One of the most memorable moments in all of my travels involved a beach in Thailand, the sun setting over the Andaman Sea, and sand in crevasses where sand should never be. No, it’s not what you are thinking…
A gust of wind had just passed through, and the sand danced in the breeze before settling atop the OtterBox. This was the OtterBox, the case of the century, and my friend Zach had not been able to stop touting its praises since we had arrived the week earlier. It was waterproof, shockproof, dustproof, lifeproof. But sand was a game changer, and Zach panicked. In his attempt to protect the phone from the elements and keep the OtterBox looking immaculate, he removed the impermeable case. But sand knows no boundaries and sure enough, more sand accumulated, this time on the unarmored phone. Zach grew more and more flustered with the situation at hand. I was simultaneously impressed and embarrassed (for him) by his unfettered determination to keep the OtterBox clean and the phone protected without its magical encasement. Eventually, he gave up and put the case back on. The phone still worked.
You—and mostly Zach—may be wondering what relevance this story has to life in Malawi. As 2015 has come and gone and I am now in the midst of finishing my Peace Corps service, I have reflected on my time in the Warm Heart of Africa. My simple conclusion is that nothing could have prepared me for this journey. My quick-dry, ‘business casual’ clothes are too tight, too nice to ruin in the village, and the colors are not friendly to copious amounts of sweat. The 5 pounds of laundry detergent I packed should really have been powdered cheese. My raincoat will not protect me if my house comes tumbling down and reading about the centrality of maize in Malawian village economies can never encompass the intricacies of village life. I have adapted new norms, expanded my worldview, and been resilient in the face of the unexpected. I did these things not always because I wanted to, but because I’ve had to in order to make it through the hard days.
My expectations are continuously changing with the curveballs Malawi has thrown my way. I can’t protect myself from these unexpected realities, just as trying to keep my expectations met will prove futile. Essentially, life’s tough situations always get in places we don’t want them. We try and try to keep our fortresses up and expectations cemented, but we, like the OtterBox, are not lifeproof. Sometimes we scramble to remain untarnished, but ultimately we accept new realities and allow them to give strength and character to our selves. And just like the fragile phone within the OtterBox, we survive.
About the author:

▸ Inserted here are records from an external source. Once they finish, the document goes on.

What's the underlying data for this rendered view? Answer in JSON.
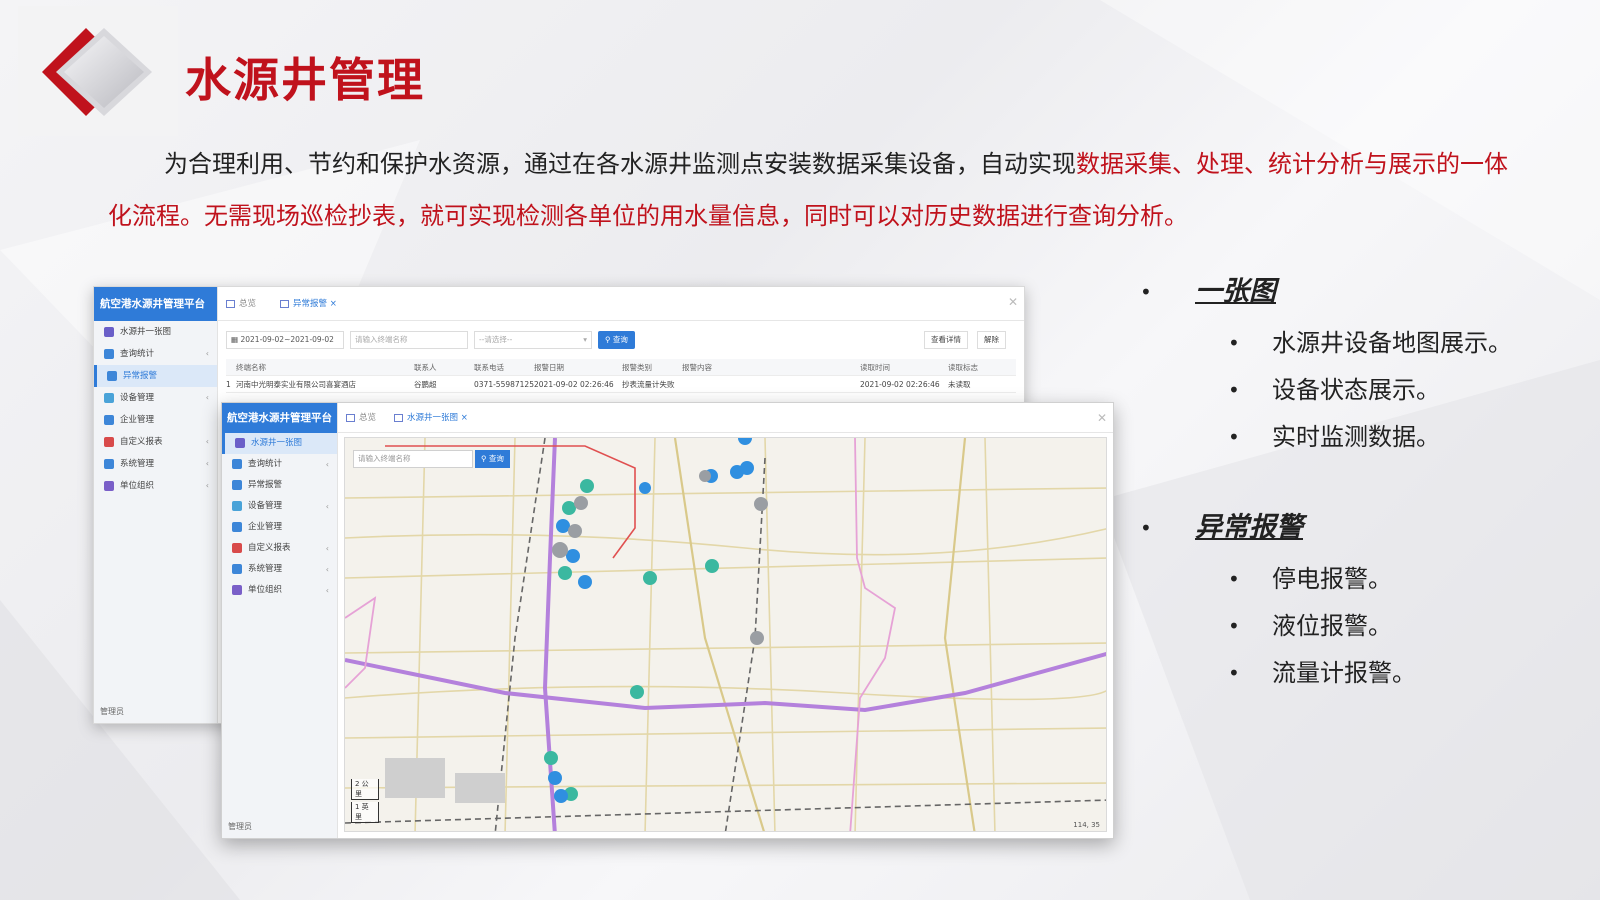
{
  "title": "水源井管理",
  "intro": {
    "plain": "为合理利用、节约和保护水资源，通过在各水源井监测点安装数据采集设备，自动实现",
    "highlight": "数据采集、处理、统计分析与展示的一体化流程。无需现场巡检抄表，就可实现检测各单位的用水量信息，同时可以对历史数据进行查询分析。"
  },
  "back_window": {
    "brand": "航空港水源井管理平台",
    "tabs": [
      "总览",
      "异常报警"
    ],
    "nav": [
      {
        "label": "水源井一张图",
        "chev": ""
      },
      {
        "label": "查询统计",
        "chev": "‹"
      },
      {
        "label": "异常报警",
        "chev": ""
      },
      {
        "label": "设备管理",
        "chev": "‹"
      },
      {
        "label": "企业管理",
        "chev": ""
      },
      {
        "label": "自定义报表",
        "chev": "‹"
      },
      {
        "label": "系统管理",
        "chev": "‹"
      },
      {
        "label": "单位组织",
        "chev": "‹"
      }
    ],
    "footer": "管理员",
    "toolbar": {
      "date_range": "2021-09-02~2021-09-02",
      "name_placeholder": "请输入终端名称",
      "select_placeholder": "--请选择--",
      "query": "查询",
      "detail": "查看详情",
      "release": "解除"
    },
    "table": {
      "headers": [
        "终端名称",
        "联系人",
        "联系电话",
        "报警日期",
        "报警类别",
        "报警内容",
        "读取时间",
        "读取标志"
      ],
      "rows": [
        [
          "1",
          "河南中光明泰实业有限公司喜宴酒店",
          "谷鹏超",
          "0371-55987125",
          "2021-09-02 02:26:46",
          "抄表流量计失败",
          "",
          "2021-09-02 02:26:46",
          "未读取"
        ]
      ]
    }
  },
  "front_window": {
    "brand": "航空港水源井管理平台",
    "tabs": [
      "总览",
      "水源井一张图"
    ],
    "nav": [
      {
        "label": "水源井一张图",
        "chev": ""
      },
      {
        "label": "查询统计",
        "chev": "‹"
      },
      {
        "label": "异常报警",
        "chev": ""
      },
      {
        "label": "设备管理",
        "chev": "‹"
      },
      {
        "label": "企业管理",
        "chev": ""
      },
      {
        "label": "自定义报表",
        "chev": "‹"
      },
      {
        "label": "系统管理",
        "chev": "‹"
      },
      {
        "label": "单位组织",
        "chev": "‹"
      }
    ],
    "footer": "管理员",
    "map": {
      "search_placeholder": "请输入终端名称",
      "query": "查询",
      "scale_1": "2 公里",
      "scale_2": "1 英里",
      "coord": "114, 35"
    }
  },
  "features": [
    {
      "title": "一张图",
      "items": [
        "水源井设备地图展示。",
        "设备状态展示。",
        "实时监测数据。"
      ]
    },
    {
      "title": "异常报警",
      "items": [
        "停电报警。",
        "液位报警。",
        "流量计报警。"
      ]
    }
  ],
  "colors": {
    "accent_red": "#c0121c",
    "brand_blue": "#2f7bd8",
    "marker_teal": "#3bb8a0",
    "marker_blue": "#2f8fe0",
    "marker_gray": "#9a9ea3"
  }
}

Anna Mansfield’s passion is to explore the world. Traveling to Australia in her youth sparked Anna’s interest in experiencing different cultures. She loves nothing more than planning her next adventure, and is currently wrapping up her time as a Peace Crops volunteer in Malawi, Africa.